* Task item
Say how many of the lines below hold "annotation", writing the number and nothing more.
*** Extracted material Section Begins ***
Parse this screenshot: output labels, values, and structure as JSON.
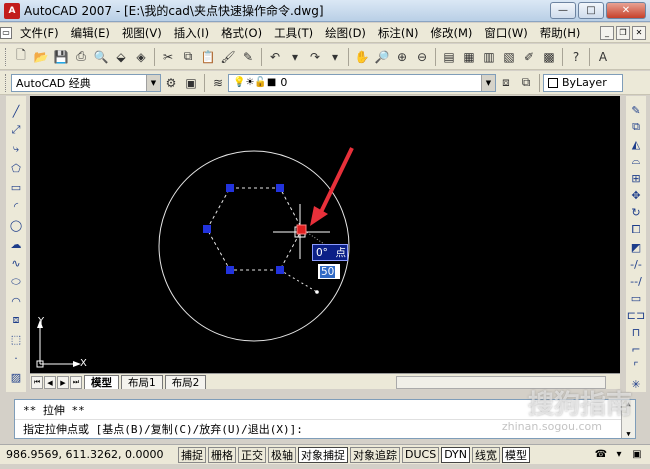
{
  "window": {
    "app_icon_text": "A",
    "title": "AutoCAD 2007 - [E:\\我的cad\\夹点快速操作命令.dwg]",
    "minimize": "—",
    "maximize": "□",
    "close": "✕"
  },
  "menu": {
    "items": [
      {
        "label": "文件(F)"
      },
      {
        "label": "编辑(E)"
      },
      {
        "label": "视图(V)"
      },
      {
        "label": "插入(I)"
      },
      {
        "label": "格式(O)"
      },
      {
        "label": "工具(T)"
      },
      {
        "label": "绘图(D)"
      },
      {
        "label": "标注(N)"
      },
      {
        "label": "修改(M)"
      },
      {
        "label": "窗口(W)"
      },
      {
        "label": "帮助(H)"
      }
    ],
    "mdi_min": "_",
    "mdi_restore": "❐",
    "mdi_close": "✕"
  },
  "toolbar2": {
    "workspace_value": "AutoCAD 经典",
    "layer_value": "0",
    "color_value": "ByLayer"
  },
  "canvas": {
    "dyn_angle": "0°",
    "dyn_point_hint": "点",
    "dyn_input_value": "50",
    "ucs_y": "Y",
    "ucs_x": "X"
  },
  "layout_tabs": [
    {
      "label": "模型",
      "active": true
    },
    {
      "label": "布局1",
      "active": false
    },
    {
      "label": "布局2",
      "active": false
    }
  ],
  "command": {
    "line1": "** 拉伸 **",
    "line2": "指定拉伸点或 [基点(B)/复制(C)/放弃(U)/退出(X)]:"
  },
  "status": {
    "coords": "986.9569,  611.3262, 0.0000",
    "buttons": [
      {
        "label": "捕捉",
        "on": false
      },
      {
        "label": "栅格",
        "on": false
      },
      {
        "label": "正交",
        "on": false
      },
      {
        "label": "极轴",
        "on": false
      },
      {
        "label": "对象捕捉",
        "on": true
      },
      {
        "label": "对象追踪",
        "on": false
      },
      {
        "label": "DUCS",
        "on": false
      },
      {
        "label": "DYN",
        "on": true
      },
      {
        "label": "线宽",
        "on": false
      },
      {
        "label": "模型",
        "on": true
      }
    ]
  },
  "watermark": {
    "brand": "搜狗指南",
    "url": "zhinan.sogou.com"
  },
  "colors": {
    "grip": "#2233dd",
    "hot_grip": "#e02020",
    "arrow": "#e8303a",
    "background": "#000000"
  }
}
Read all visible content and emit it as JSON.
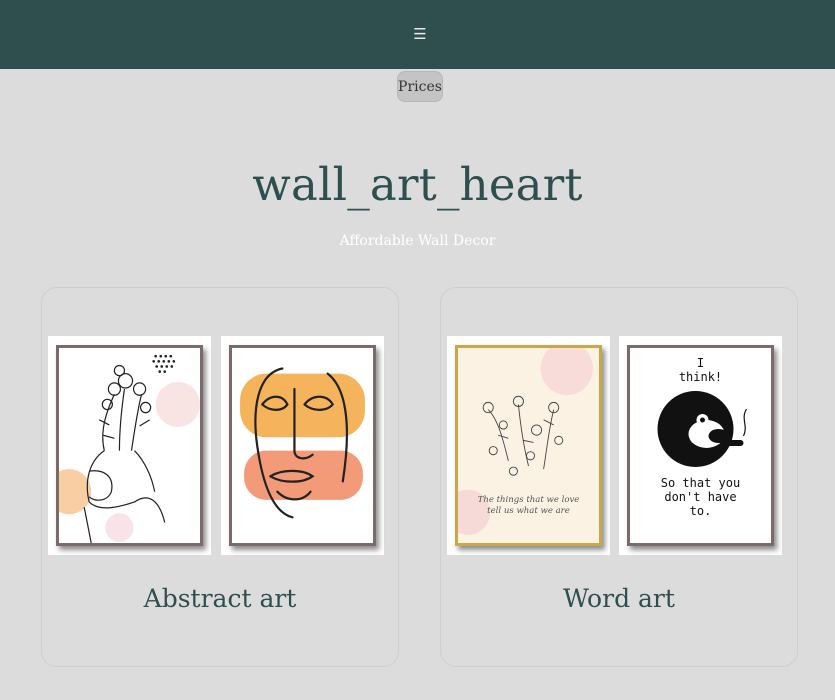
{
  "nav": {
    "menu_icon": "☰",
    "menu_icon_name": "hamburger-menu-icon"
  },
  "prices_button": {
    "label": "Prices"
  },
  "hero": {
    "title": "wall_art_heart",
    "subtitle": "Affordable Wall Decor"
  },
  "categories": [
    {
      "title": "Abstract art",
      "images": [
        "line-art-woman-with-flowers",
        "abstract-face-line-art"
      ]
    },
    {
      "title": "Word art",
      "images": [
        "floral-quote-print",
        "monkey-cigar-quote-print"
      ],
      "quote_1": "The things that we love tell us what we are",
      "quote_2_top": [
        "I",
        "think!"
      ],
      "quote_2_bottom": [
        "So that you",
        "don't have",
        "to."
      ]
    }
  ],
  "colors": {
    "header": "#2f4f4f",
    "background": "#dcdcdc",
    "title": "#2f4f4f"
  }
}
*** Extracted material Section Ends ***
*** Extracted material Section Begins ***
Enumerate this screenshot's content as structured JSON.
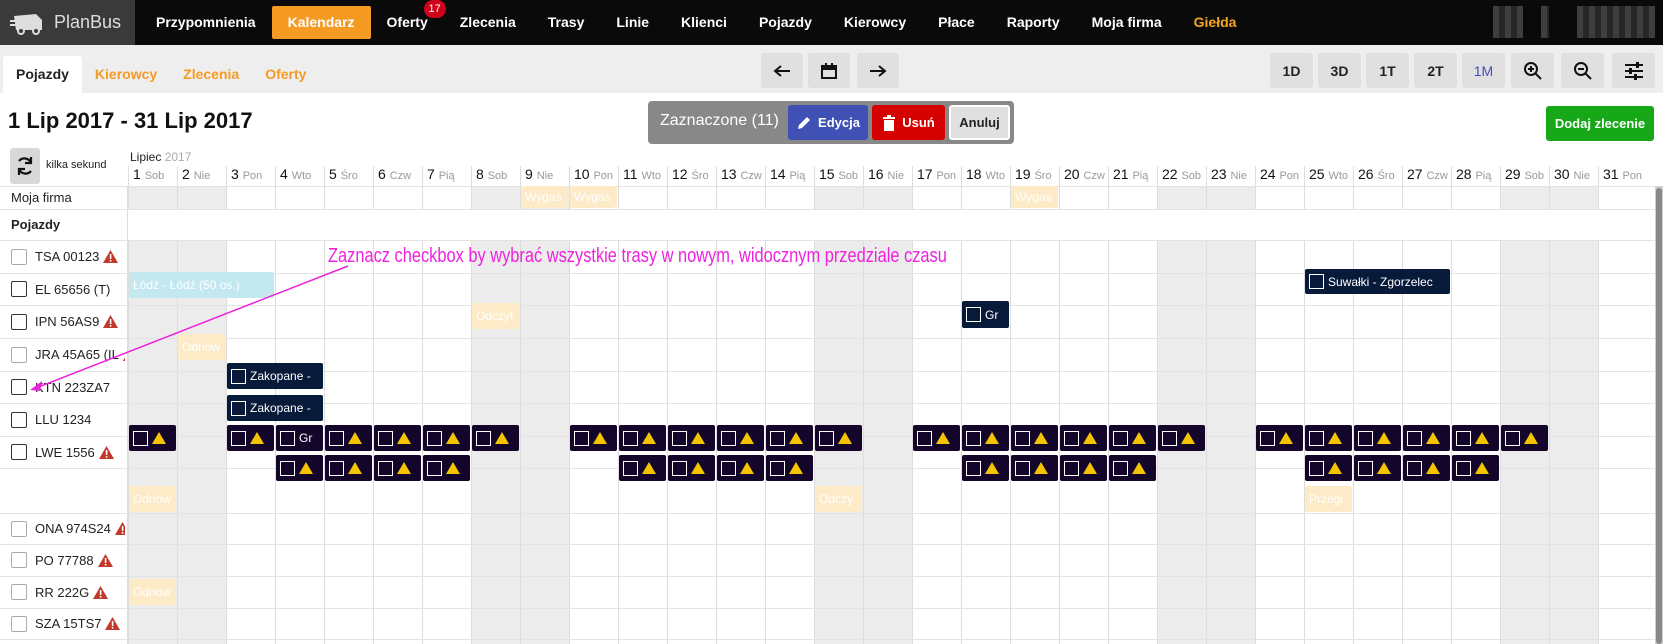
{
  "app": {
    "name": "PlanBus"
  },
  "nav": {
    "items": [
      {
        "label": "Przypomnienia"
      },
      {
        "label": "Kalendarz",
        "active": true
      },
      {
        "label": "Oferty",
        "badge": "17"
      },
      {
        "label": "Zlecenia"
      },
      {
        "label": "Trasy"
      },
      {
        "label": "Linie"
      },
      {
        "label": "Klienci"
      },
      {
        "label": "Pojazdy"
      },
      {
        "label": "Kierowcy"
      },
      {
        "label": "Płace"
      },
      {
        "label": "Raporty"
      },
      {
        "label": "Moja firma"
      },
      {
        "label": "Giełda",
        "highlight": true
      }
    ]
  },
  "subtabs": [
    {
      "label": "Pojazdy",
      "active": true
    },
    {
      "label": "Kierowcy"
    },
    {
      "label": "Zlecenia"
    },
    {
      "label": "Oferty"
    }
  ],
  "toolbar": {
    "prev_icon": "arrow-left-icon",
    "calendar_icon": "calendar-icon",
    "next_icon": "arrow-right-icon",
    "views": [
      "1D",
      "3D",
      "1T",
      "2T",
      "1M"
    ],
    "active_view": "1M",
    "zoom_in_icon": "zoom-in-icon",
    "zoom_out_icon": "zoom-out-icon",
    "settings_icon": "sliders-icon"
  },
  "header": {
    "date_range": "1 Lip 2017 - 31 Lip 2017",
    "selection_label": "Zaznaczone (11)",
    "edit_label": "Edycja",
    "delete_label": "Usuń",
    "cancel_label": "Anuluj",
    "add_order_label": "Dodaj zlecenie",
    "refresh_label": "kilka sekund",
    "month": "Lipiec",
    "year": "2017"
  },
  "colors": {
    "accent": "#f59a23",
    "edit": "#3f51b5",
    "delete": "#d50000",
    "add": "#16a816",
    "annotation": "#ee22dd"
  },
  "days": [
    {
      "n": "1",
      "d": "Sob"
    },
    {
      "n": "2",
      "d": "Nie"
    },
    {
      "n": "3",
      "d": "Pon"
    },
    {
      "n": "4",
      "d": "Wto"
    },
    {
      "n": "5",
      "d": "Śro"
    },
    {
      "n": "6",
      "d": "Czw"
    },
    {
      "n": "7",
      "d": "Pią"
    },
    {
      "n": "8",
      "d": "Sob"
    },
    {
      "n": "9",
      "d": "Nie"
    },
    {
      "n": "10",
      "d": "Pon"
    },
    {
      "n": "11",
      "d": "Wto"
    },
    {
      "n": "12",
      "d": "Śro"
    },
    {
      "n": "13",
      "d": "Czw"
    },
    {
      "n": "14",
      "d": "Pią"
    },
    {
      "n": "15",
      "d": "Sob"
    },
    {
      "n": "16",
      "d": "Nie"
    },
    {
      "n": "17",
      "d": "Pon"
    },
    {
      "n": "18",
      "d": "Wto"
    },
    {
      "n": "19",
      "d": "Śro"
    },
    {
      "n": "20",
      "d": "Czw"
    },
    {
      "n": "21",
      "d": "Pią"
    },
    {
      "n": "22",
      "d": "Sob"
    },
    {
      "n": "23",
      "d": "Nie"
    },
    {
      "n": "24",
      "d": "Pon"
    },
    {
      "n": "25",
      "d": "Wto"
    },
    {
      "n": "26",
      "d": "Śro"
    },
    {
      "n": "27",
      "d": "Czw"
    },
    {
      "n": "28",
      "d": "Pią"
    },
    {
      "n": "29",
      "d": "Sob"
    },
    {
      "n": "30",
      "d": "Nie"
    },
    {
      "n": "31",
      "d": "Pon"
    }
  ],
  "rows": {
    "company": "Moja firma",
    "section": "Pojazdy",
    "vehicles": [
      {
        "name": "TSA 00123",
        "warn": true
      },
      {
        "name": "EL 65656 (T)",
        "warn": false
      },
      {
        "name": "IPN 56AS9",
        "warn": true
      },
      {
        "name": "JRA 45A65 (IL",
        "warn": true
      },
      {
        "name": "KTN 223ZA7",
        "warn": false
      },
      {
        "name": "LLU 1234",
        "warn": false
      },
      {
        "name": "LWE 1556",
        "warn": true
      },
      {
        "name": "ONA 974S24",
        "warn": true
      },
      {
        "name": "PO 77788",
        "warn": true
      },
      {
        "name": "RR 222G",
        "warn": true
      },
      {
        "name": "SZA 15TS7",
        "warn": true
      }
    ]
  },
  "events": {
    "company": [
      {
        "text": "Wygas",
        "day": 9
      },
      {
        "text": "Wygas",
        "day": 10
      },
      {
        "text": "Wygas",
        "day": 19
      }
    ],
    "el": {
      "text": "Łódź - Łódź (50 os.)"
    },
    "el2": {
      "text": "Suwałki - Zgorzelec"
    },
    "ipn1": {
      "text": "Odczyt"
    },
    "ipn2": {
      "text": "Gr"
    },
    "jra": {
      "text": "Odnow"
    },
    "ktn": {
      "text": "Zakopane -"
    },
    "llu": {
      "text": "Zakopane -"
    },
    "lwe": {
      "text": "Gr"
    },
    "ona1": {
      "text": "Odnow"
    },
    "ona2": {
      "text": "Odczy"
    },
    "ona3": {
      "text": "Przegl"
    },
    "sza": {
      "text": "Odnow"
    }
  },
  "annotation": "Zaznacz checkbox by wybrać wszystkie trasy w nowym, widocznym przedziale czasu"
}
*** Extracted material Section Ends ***
* Written response
2